Table of contents


Power in the liberal mind

Our protagonist is a writer, concerned with a manifesto about the individual’s plight in the 21st century. How narcissistic… He also mentions a utopian society. How juvenile. First, the girl leaves him. Second, he meets a dealer.

The story seems made for a trailer: it shows he gets everything advertised on TV. Fame & fortune, to put it mildly. – He disdains to work a bourgeois job; he contemns his own father. Then something happens to his brain. He does not find God. His judgment is not improved. His self-understanding, such as it was, disappears.

What new drug is he taking? Maybe a doctor could give you the science. But could he explain the attraction & the consequences? You could ask, anyway. Our protagonist becomes incredibly handsome after taking this drug; & very powerful. His dealer sells him a story about pharmaceutical companies; he laughs at anyone who would believe this; finally, he gets killed. Our heroic writer is desperate to get more of the drug, willing to enslave himself to whoever could provide it. Apparently, the powers reside in the drug, not in him.

Our protagonist unusually narrates his own story. The dead man bequeaths him, let us say, a lot of money & pills. He asks you & me what we would do. Well, let us see what he does. He starts working out; dressing better; learning the piano, we know not why; & putting mathematics to good use in gambling. He also learns languages, apparently to seduce women who seem easily seduced. Perhaps there was a relation between his lack of achievements & his sense of his worthlessness. Certainly, there is a relation between his newfangled achievements & his great sense of his own worth. Perhaps one pill a day keeps the black dog away.

Like the modern executive power, our protagonist is energetic. He acquires power without purpose. But power was not an end in itself for our protagonist: he was poor & self-loathing, but safe. Power was a means: his pitiful attempts to answer the question: what is the good life? Wealth & health come first. But luxury & pleasure are not far behind. But at last come politics & capitalism. In the end, this man seeks elective office. Being science embodied, he predicts the future: his victory is inevitable. Science is power – & this is revealed to be the path to tyranny.

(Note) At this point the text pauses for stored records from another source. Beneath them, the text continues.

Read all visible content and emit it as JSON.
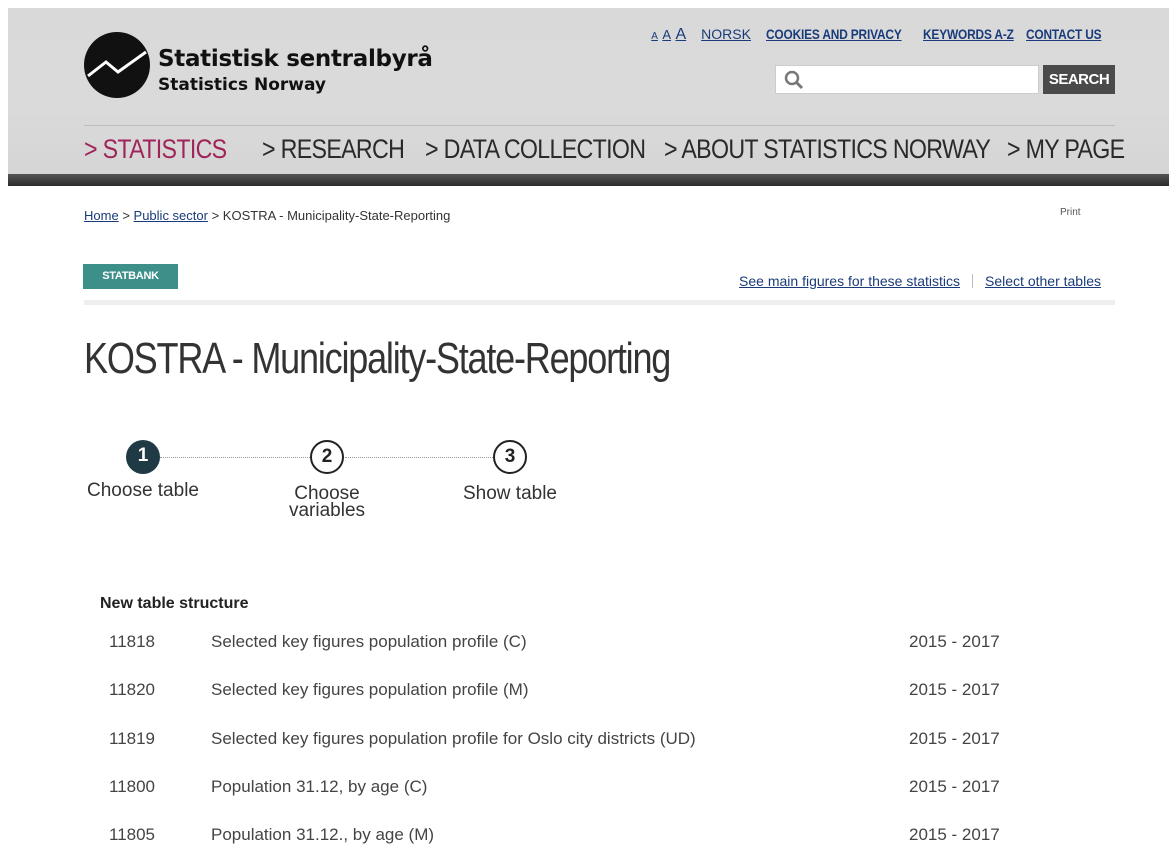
{
  "brand": {
    "name_no": "Statistisk sentralbyrå",
    "name_en": "Statistics Norway"
  },
  "toplinks": {
    "text_size": [
      "A",
      "A",
      "A"
    ],
    "norsk": "NORSK",
    "cookies": "COOKIES AND PRIVACY",
    "keywords": "KEYWORDS A-Z",
    "contact": "CONTACT US"
  },
  "search": {
    "placeholder": "",
    "button": "SEARCH"
  },
  "nav": [
    {
      "label": "> STATISTICS",
      "active": true
    },
    {
      "label": "> RESEARCH"
    },
    {
      "label": "> DATA COLLECTION"
    },
    {
      "label": "> ABOUT STATISTICS NORWAY"
    },
    {
      "label": "> MY PAGE"
    }
  ],
  "breadcrumb": {
    "home": "Home",
    "sep": ">",
    "public_sector": "Public sector",
    "current": "KOSTRA - Municipality-State-Reporting"
  },
  "print": "Print",
  "statbank": "STATBANK",
  "sublinks": {
    "main_figures": "See main figures for these statistics",
    "other_tables": "Select other tables"
  },
  "page_title": "KOSTRA - Municipality-State-Reporting",
  "steps": [
    {
      "num": "1",
      "label": "Choose table"
    },
    {
      "num": "2",
      "label": "Choose variables"
    },
    {
      "num": "3",
      "label": "Show table"
    }
  ],
  "section_title": "New table structure",
  "tables": [
    {
      "code": "11818",
      "name": "Selected key figures population profile (C)",
      "years": "2015 - 2017"
    },
    {
      "code": "11820",
      "name": "Selected key figures population profile (M)",
      "years": "2015 - 2017"
    },
    {
      "code": "11819",
      "name": "Selected key figures population profile for Oslo city districts (UD)",
      "years": "2015 - 2017"
    },
    {
      "code": "11800",
      "name": "Population 31.12, by age (C)",
      "years": "2015 - 2017"
    },
    {
      "code": "11805",
      "name": "Population 31.12., by age (M)",
      "years": "2015 - 2017"
    }
  ]
}
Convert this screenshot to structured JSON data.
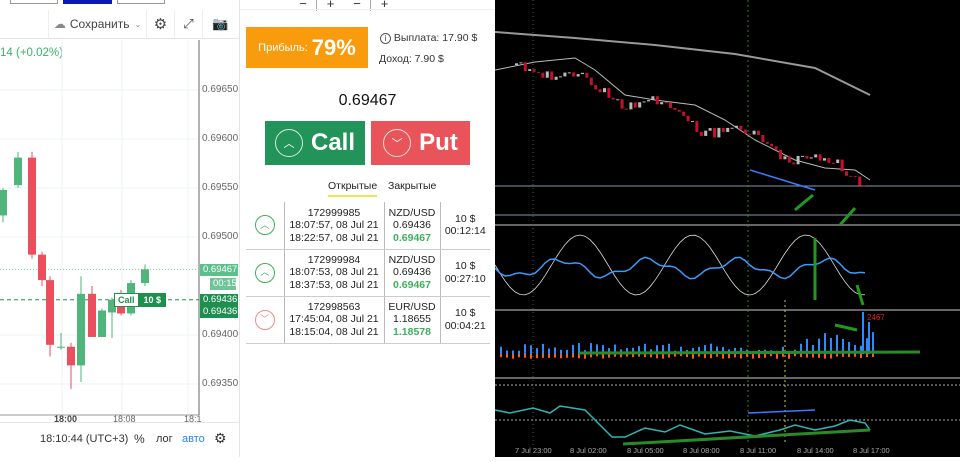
{
  "left_chart": {
    "toolbar": {
      "save_label": "Сохранить"
    },
    "change_text": "14 (+0.02%)",
    "price_ticks": [
      "0.69650",
      "0.69600",
      "0.69550",
      "0.69500",
      "0.69400",
      "0.69350"
    ],
    "time_ticks": [
      "18:00",
      "18:08",
      "18:1"
    ],
    "current_price_tag": "0.69467",
    "countdown_tag": "00:15",
    "open_price_tags": [
      "0.69436",
      "0.69436"
    ],
    "trade_marker": {
      "label": "Call",
      "amount": "10 $"
    },
    "candles": [
      [
        0.69522,
        0.6955,
        0.69515,
        0.69548
      ],
      [
        0.69553,
        0.69587,
        0.6955,
        0.69581
      ],
      [
        0.69581,
        0.69587,
        0.69478,
        0.69482
      ],
      [
        0.69482,
        0.69485,
        0.6945,
        0.69456
      ],
      [
        0.69456,
        0.6946,
        0.69378,
        0.6939
      ],
      [
        0.69388,
        0.69402,
        0.69385,
        0.69388
      ],
      [
        0.69388,
        0.69392,
        0.69345,
        0.69369
      ],
      [
        0.69369,
        0.6946,
        0.69352,
        0.69442
      ],
      [
        0.69442,
        0.6945,
        0.69398,
        0.69398
      ],
      [
        0.69398,
        0.69427,
        0.69398,
        0.69425
      ],
      [
        0.69423,
        0.69438,
        0.69397,
        0.69436
      ],
      [
        0.69436,
        0.69446,
        0.6942,
        0.69422
      ],
      [
        0.69422,
        0.69456,
        0.6942,
        0.69453
      ],
      [
        0.69453,
        0.69472,
        0.6945,
        0.69467
      ]
    ],
    "bottom": {
      "time": "18:10:44 (UTC+3)",
      "percent": "%",
      "log": "лог",
      "auto": "авто"
    }
  },
  "trade_panel": {
    "steppers": [
      "−",
      "+",
      "−",
      "+"
    ],
    "profit_label": "Прибыль:",
    "profit_value": "79%",
    "payout": "Выплата: 17.90 $",
    "income": "Доход: 7.90 $",
    "price": "0.69467",
    "call_label": "Call",
    "put_label": "Put",
    "tabs": [
      "Открытые",
      "Закрытые"
    ],
    "trades": [
      {
        "dir": "up",
        "id": "172999985",
        "open": "18:07:57, 08 Jul 21",
        "close": "18:22:57, 08 Jul 21",
        "pair": "NZD/USD",
        "open_price": "0.69436",
        "cur_price": "0.69467",
        "amount": "10 $",
        "timer": "00:12:14"
      },
      {
        "dir": "up",
        "id": "172999984",
        "open": "18:07:53, 08 Jul 21",
        "close": "18:37:53, 08 Jul 21",
        "pair": "NZD/USD",
        "open_price": "0.69436",
        "cur_price": "0.69467",
        "amount": "10 $",
        "timer": "00:27:10"
      },
      {
        "dir": "down",
        "id": "172998563",
        "open": "17:45:04, 08 Jul 21",
        "close": "18:15:04, 08 Jul 21",
        "pair": "EUR/USD",
        "open_price": "1.18655",
        "cur_price": "1.18578",
        "amount": "10 $",
        "timer": "00:04:21"
      }
    ]
  },
  "mt4_chart": {
    "volume_label": "2467",
    "time_labels": [
      "7 Jul 23:00",
      "8 Jul 02:00",
      "8 Jul 05:00",
      "8 Jul 08:00",
      "8 Jul 11:00",
      "8 Jul 14:00",
      "8 Jul 17:00"
    ]
  },
  "colors": {
    "green": "#22945a",
    "red": "#e9545a",
    "orange": "#f89c0e",
    "up_candle": "#4fb57a",
    "down_candle": "#ea4f5e"
  }
}
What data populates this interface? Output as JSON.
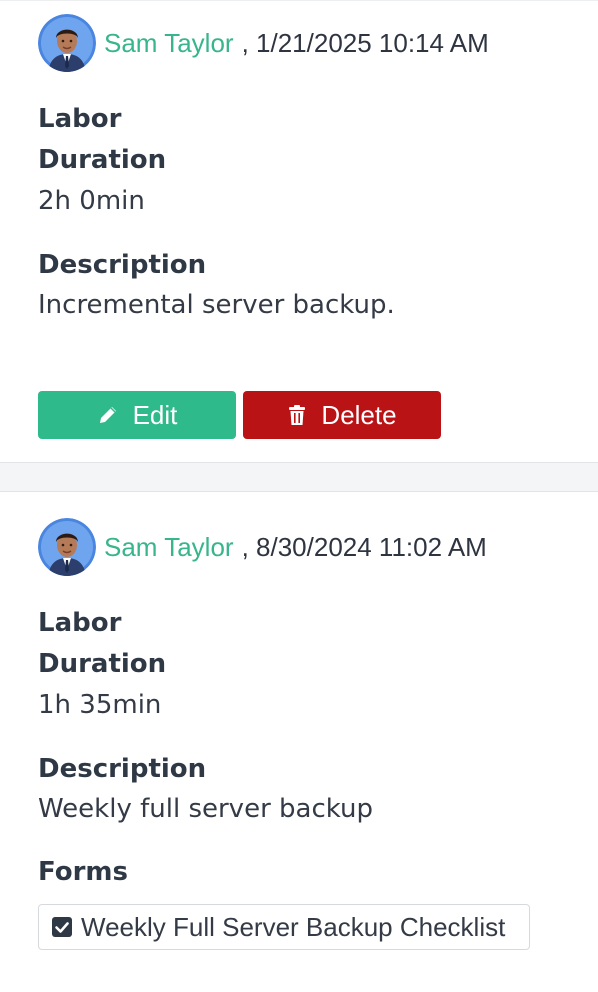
{
  "entries": [
    {
      "author": "Sam Taylor",
      "separator_date": ", 1/21/2025 10:14 AM",
      "type_label": "Labor",
      "duration_label": "Duration",
      "duration_value": "2h 0min",
      "description_label": "Description",
      "description_value": "Incremental server backup.",
      "actions": {
        "edit_label": "Edit",
        "delete_label": "Delete"
      }
    },
    {
      "author": "Sam Taylor",
      "separator_date": ", 8/30/2024 11:02 AM",
      "type_label": "Labor",
      "duration_label": "Duration",
      "duration_value": "1h 35min",
      "description_label": "Description",
      "description_value": "Weekly full server backup",
      "forms_label": "Forms",
      "forms": [
        {
          "name": "Weekly Full Server Backup Checklist",
          "icon": "checkbox-checked-icon"
        }
      ]
    }
  ],
  "colors": {
    "author_link": "#38b58d",
    "edit_button": "#2fba8c",
    "delete_button": "#b91316"
  },
  "icons": {
    "edit": "pencil-icon",
    "delete": "trash-icon",
    "avatar": "avatar"
  }
}
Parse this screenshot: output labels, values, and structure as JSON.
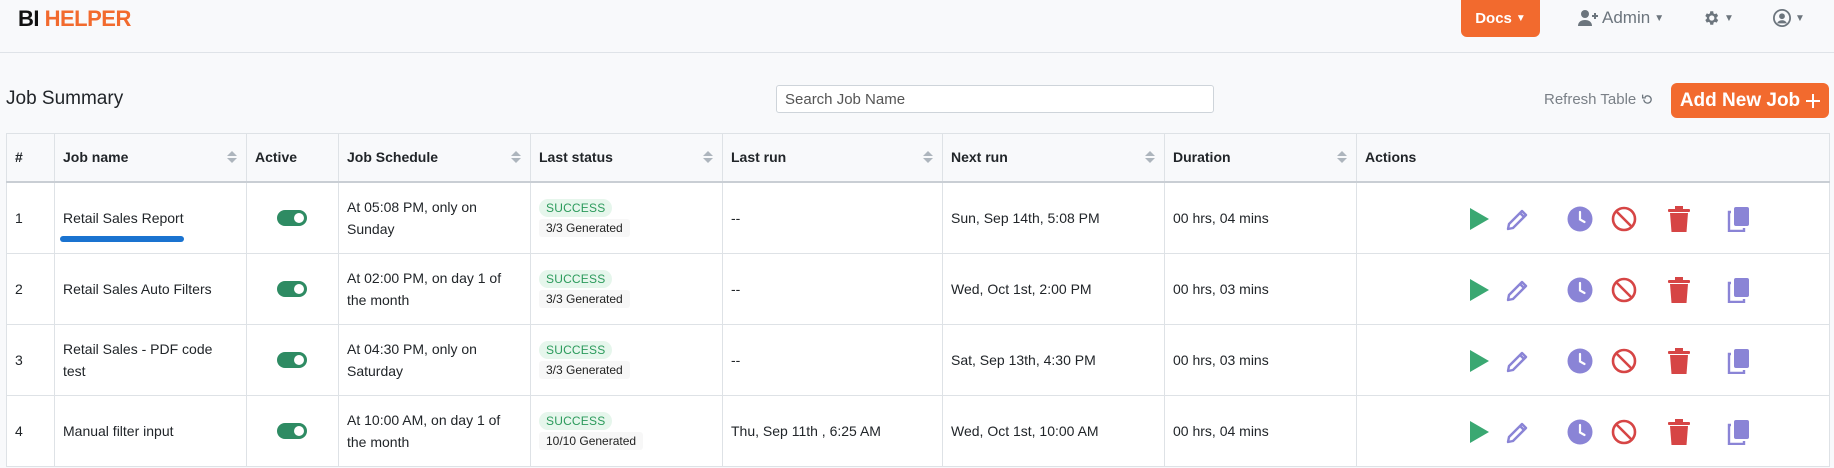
{
  "navbar": {
    "logo_bi": "BI",
    "logo_helper": "HELPER",
    "docs_label": "Docs",
    "admin_label": "Admin",
    "icons": [
      "add-user-icon",
      "gear-icon",
      "user-circle-icon"
    ]
  },
  "toolbar": {
    "title": "Job Summary",
    "search_placeholder": "Search Job Name",
    "refresh_label": "Refresh Table",
    "add_label": "Add New Job"
  },
  "table": {
    "columns": [
      "#",
      "Job name",
      "Active",
      "Job Schedule",
      "Last status",
      "Last run",
      "Next run",
      "Duration",
      "Actions"
    ],
    "rows": [
      {
        "num": "1",
        "name": "Retail Sales Report",
        "active": true,
        "schedule": "At 05:08 PM, only on Sunday",
        "status": "SUCCESS",
        "generated": "3/3 Generated",
        "last_run": "--",
        "next_run": "Sun, Sep 14th, 5:08 PM",
        "duration": "00 hrs, 04 mins"
      },
      {
        "num": "2",
        "name": "Retail Sales Auto Filters",
        "active": true,
        "schedule": "At 02:00 PM, on day 1 of the month",
        "status": "SUCCESS",
        "generated": "3/3 Generated",
        "last_run": "--",
        "next_run": "Wed, Oct 1st, 2:00 PM",
        "duration": "00 hrs, 03 mins"
      },
      {
        "num": "3",
        "name": "Retail Sales - PDF code test",
        "active": true,
        "schedule": "At 04:30 PM, only on Saturday",
        "status": "SUCCESS",
        "generated": "3/3 Generated",
        "last_run": "--",
        "next_run": "Sat, Sep 13th, 4:30 PM",
        "duration": "00 hrs, 03 mins"
      },
      {
        "num": "4",
        "name": "Manual filter input",
        "active": true,
        "schedule": "At 10:00 AM, on day 1 of the month",
        "status": "SUCCESS",
        "generated": "10/10 Generated",
        "last_run": "Thu, Sep 11th , 6:25 AM",
        "next_run": "Wed, Oct 1st, 10:00 AM",
        "duration": "00 hrs, 04 mins"
      }
    ],
    "action_icons": [
      "play-icon",
      "edit-icon",
      "clock-icon",
      "block-icon",
      "trash-icon",
      "copy-icon"
    ]
  },
  "colors": {
    "brand_orange": "#f26a2e",
    "success_green": "#2b9a5b",
    "play_green": "#3aa872",
    "edit_purple": "#8a84d6",
    "block_red": "#d64545",
    "highlight_blue": "#1a73d0"
  }
}
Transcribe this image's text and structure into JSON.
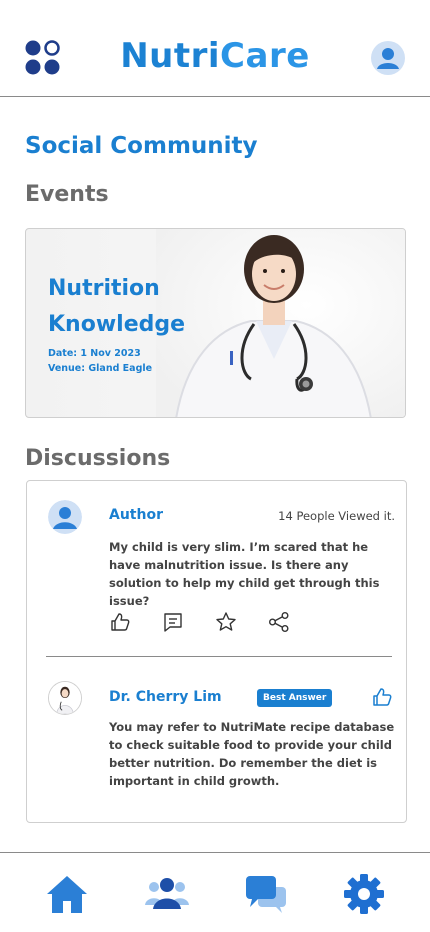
{
  "header": {
    "brand_part1": "Nutri",
    "brand_part2": "Care",
    "menu_icon": "grid-menu-icon",
    "profile_icon": "user-profile-icon"
  },
  "page": {
    "section_title": "Social Community",
    "events_title": "Events",
    "discussions_title": "Discussions"
  },
  "event": {
    "title": "Nutrition Knowledge",
    "date": "Date: 1 Nov 2023",
    "venue": "Venue: Gland Eagle",
    "image": "doctor-photo"
  },
  "discussion": {
    "author": "Author",
    "views": "14 People Viewed it.",
    "post": "My child is very slim. I’m scared that he have malnutrition issue. Is there any solution to help my child get through this issue?",
    "actions": [
      "like-icon",
      "comment-icon",
      "star-icon",
      "share-icon"
    ],
    "answer": {
      "name": "Dr. Cherry Lim",
      "badge": "Best Answer",
      "text": "You may refer to NutriMate recipe database to check suitable food to provide your child better nutrition. Do remember the diet is important in child growth."
    }
  },
  "nav": {
    "items": [
      "home-icon",
      "community-icon",
      "chat-icon",
      "settings-icon"
    ]
  },
  "colors": {
    "brand": "#1c82d3",
    "accent": "#2b95e6",
    "heading_gray": "#6b6b6b",
    "border": "#cfcfcf"
  }
}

Our protagonist kills without second thoughts; to say he does it in self-defense is merely to say that his power to predict the future is not what he thinks it is. Speeches cannot fully replace deeds. He wishes to make himself into a god. What will happen to those who deny him?

For fans of Bradley Cooper